In Oseary’s case I’m gonna presume lawyers (or basic common sense) told him not to get mixed up in it. So many celebs being cracked down on now - rightly so - for shilling tokens.

Yet there’s no accountability at all, or repercussions for lack thereof, at any level.


Well written and simple to understand on the reason of the cause you are raising :+1:


Wholly agree with this sentiment, just disagree that there’s a system in place to deal with it if it becomes a standard requirement. I do like the onus of this being put on AIP authors.

Facilitating the AIP process and then being in charge of disbursing funds creates the opportunities significant conflicts of interest.

From my understanding of the system it would make sense that the Administrator who is responsible for disbursing funds is also responsible for milestone monitoring and subsequent disbursements – all with regular reporting to the DAO.

No proposals have any sort of payments extended beyond a one-year period.

I appreciate putting some accountability in place and I hope the second-order effects are as impactful as you believe. Look forward to seeing this progress! Thank you,



Do you feel I need to add more to “Steps” section or somewhere else? Would love to hear more on what you feel the difference is between people already doing this work for “non-standard” AIPs and how it will be different if it’s standard.

100%, which is why facilitators would not be in charge of disbursing funds. They won’t even be able to stop funding. They can only request that the community stops funding if they feel there’s enough evidence for a rugged/failing project. The funding only stops automatically if the author doesn’t submit any progress at all within 30 days (i.e. disappears). Otherwise, since community approves funding, only the community can stop funding. There’s also Oversight section to help prevent facilitator abuse even of this little power.

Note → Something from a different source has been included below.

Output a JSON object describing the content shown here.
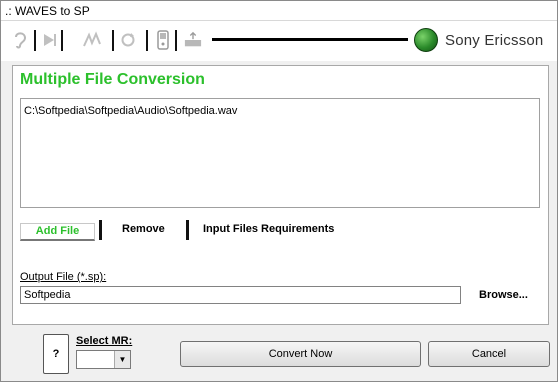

Was I perhaps unclear in explaining that in the proposal above? Or, do you mean that even flagging an active project for community re-review is a conflict of interest? Sorry, just trying to clarify exact intent here.

That’s not what I meant. I meant that if a rug $300k proposal passes, for example, it is enough money to set someone up for years of their life in most countries/locations.

But speaking of one-year limit - is that a hard limit set by a proposal somewhere? I checked AIP-1, 2, and 3, didn’t see it there. If it’s a hard limit then I need to adjust the checkpoints above in my proposal, too, as 5 checkpoints within 1 year is too frequent (for $5M+ proposals).

Thank you for the input/responses, BT!


The new Mission Statement?